§ EXERCISE DETAILS
Reproduce the data below exactly as written. Pictures do not belong in the copy.

§ EXTRACTED INFORMATION
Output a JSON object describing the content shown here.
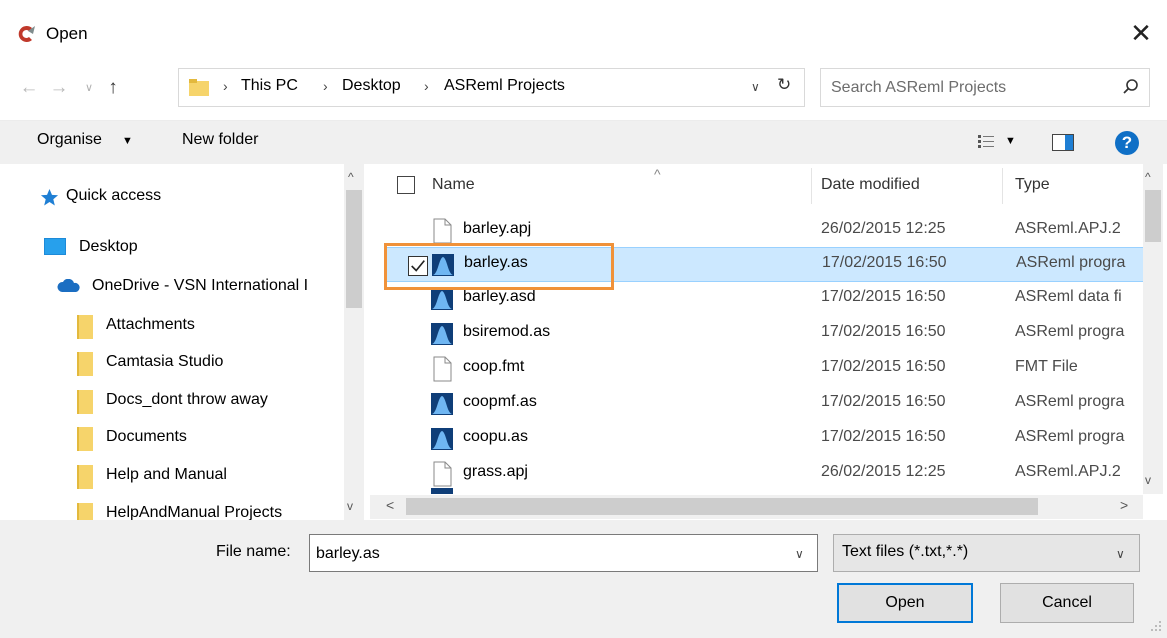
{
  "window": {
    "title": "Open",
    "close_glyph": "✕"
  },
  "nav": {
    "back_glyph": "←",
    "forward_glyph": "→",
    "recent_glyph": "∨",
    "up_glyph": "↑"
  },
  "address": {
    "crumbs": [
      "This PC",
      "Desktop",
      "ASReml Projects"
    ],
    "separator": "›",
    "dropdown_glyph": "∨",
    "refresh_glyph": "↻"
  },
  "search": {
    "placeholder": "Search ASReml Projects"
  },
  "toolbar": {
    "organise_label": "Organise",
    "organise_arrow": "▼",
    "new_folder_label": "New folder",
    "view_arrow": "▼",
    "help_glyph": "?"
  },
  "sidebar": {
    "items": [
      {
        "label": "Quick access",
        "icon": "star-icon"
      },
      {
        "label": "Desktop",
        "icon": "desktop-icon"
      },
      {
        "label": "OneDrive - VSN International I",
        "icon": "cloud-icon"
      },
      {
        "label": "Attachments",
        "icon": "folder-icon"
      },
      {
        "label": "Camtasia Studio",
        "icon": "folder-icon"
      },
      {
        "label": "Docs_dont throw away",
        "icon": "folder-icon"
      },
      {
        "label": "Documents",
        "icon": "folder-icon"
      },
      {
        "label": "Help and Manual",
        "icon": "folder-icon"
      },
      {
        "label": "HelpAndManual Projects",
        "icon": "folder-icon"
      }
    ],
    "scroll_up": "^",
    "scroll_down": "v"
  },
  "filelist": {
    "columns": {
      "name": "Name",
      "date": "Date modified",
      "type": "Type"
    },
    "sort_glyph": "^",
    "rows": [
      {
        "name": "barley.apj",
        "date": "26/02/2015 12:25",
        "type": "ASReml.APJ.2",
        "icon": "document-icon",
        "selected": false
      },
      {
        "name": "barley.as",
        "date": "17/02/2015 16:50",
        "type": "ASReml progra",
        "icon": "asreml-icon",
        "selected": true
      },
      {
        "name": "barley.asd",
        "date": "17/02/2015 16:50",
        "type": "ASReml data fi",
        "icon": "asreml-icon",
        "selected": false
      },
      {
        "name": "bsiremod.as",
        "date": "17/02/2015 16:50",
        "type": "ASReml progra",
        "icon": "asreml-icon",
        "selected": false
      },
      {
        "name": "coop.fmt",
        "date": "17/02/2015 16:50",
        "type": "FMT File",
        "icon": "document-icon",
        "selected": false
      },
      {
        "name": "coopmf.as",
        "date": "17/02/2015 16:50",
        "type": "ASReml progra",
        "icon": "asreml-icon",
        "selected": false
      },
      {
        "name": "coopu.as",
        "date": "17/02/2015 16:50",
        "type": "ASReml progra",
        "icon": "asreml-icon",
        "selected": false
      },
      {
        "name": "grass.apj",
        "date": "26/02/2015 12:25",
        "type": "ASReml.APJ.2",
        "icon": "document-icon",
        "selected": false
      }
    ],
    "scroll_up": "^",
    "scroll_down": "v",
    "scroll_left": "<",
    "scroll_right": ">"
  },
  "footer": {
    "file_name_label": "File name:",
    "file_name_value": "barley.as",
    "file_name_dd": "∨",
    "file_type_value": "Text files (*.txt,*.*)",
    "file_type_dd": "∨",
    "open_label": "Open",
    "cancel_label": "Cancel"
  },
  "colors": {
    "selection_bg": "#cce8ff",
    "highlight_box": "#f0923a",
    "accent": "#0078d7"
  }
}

§ ANSWER BELOW
Output a JSON object describing the content shown here.
{
  "window": {
    "title": "Open",
    "close_glyph": "✕"
  },
  "nav": {
    "back_glyph": "←",
    "forward_glyph": "→",
    "recent_glyph": "∨",
    "up_glyph": "↑"
  },
  "address": {
    "crumbs": [
      "This PC",
      "Desktop",
      "ASReml Projects"
    ],
    "separator": "›",
    "dropdown_glyph": "∨",
    "refresh_glyph": "↻"
  },
  "search": {
    "placeholder": "Search ASReml Projects"
  },
  "toolbar": {
    "organise_label": "Organise",
    "organise_arrow": "▼",
    "new_folder_label": "New folder",
    "view_arrow": "▼",
    "help_glyph": "?"
  },
  "sidebar": {
    "items": [
      {
        "label": "Quick access",
        "icon": "star-icon"
      },
      {
        "label": "Desktop",
        "icon": "desktop-icon"
      },
      {
        "label": "OneDrive - VSN International I",
        "icon": "cloud-icon"
      },
      {
        "label": "Attachments",
        "icon": "folder-icon"
      },
      {
        "label": "Camtasia Studio",
        "icon": "folder-icon"
      },
      {
        "label": "Docs_dont throw away",
        "icon": "folder-icon"
      },
      {
        "label": "Documents",
        "icon": "folder-icon"
      },
      {
        "label": "Help and Manual",
        "icon": "folder-icon"
      },
      {
        "label": "HelpAndManual Projects",
        "icon": "folder-icon"
      }
    ],
    "scroll_up": "^",
    "scroll_down": "v"
  },
  "filelist": {
    "columns": {
      "name": "Name",
      "date": "Date modified",
      "type": "Type"
    },
    "sort_glyph": "^",
    "rows": [
      {
        "name": "barley.apj",
        "date": "26/02/2015 12:25",
        "type": "ASReml.APJ.2",
        "icon": "document-icon",
        "selected": false
      },
      {
        "name": "barley.as",
        "date": "17/02/2015 16:50",
        "type": "ASReml progra",
        "icon": "asreml-icon",
        "selected": true
      },
      {
        "name": "barley.asd",
        "date": "17/02/2015 16:50",
        "type": "ASReml data fi",
        "icon": "asreml-icon",
        "selected": false
      },
      {
        "name": "bsiremod.as",
        "date": "17/02/2015 16:50",
        "type": "ASReml progra",
        "icon": "asreml-icon",
        "selected": false
      },
      {
        "name": "coop.fmt",
        "date": "17/02/2015 16:50",
        "type": "FMT File",
        "icon": "document-icon",
        "selected": false
      },
      {
        "name": "coopmf.as",
        "date": "17/02/2015 16:50",
        "type": "ASReml progra",
        "icon": "asreml-icon",
        "selected": false
      },
      {
        "name": "coopu.as",
        "date": "17/02/2015 16:50",
        "type": "ASReml progra",
        "icon": "asreml-icon",
        "selected": false
      },
      {
        "name": "grass.apj",
        "date": "26/02/2015 12:25",
        "type": "ASReml.APJ.2",
        "icon": "document-icon",
        "selected": false
      }
    ],
    "scroll_up": "^",
    "scroll_down": "v",
    "scroll_left": "<",
    "scroll_right": ">"
  },
  "footer": {
    "file_name_label": "File name:",
    "file_name_value": "barley.as",
    "file_name_dd": "∨",
    "file_type_value": "Text files (*.txt,*.*)",
    "file_type_dd": "∨",
    "open_label": "Open",
    "cancel_label": "Cancel"
  },
  "colors": {
    "selection_bg": "#cce8ff",
    "highlight_box": "#f0923a",
    "accent": "#0078d7"
  }
}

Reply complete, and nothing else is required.